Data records
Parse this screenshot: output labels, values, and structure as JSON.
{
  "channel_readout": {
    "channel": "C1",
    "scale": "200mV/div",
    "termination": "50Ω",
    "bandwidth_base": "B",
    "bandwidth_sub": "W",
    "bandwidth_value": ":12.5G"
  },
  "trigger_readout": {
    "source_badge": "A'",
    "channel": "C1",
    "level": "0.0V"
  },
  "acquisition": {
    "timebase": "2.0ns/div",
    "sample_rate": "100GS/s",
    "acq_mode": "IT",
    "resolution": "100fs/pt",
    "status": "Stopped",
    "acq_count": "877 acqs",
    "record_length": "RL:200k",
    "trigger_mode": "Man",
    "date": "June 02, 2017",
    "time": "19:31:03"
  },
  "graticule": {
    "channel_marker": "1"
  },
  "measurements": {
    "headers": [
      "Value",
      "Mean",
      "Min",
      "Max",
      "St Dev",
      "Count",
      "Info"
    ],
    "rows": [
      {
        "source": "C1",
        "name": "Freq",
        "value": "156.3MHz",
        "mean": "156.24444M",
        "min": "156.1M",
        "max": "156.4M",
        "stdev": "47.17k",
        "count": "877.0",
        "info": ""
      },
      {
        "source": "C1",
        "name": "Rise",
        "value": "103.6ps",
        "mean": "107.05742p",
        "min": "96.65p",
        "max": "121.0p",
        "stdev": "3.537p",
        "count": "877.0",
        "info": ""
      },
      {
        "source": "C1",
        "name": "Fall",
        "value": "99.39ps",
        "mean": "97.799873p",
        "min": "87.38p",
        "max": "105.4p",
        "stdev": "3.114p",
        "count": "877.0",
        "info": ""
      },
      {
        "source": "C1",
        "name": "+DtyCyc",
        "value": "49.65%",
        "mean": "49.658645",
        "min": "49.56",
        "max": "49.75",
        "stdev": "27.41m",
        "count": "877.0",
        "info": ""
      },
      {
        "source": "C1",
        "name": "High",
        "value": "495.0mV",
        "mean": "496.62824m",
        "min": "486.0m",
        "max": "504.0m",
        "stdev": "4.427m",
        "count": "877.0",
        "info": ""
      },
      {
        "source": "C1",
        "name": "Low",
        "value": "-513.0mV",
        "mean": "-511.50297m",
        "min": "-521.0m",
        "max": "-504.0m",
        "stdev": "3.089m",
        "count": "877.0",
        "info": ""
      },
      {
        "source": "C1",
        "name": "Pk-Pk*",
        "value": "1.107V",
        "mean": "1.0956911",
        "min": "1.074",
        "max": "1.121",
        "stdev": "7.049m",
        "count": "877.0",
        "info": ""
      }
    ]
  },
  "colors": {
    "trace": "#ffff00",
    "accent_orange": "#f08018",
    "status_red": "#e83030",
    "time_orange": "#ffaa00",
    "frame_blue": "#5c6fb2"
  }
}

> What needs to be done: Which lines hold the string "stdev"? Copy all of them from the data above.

> Exercise response:
        "stdev": "47.17k",
        "stdev": "3.537p",
        "stdev": "3.114p",
        "stdev": "27.41m",
        "stdev": "4.427m",
        "stdev": "3.089m",
        "stdev": "7.049m",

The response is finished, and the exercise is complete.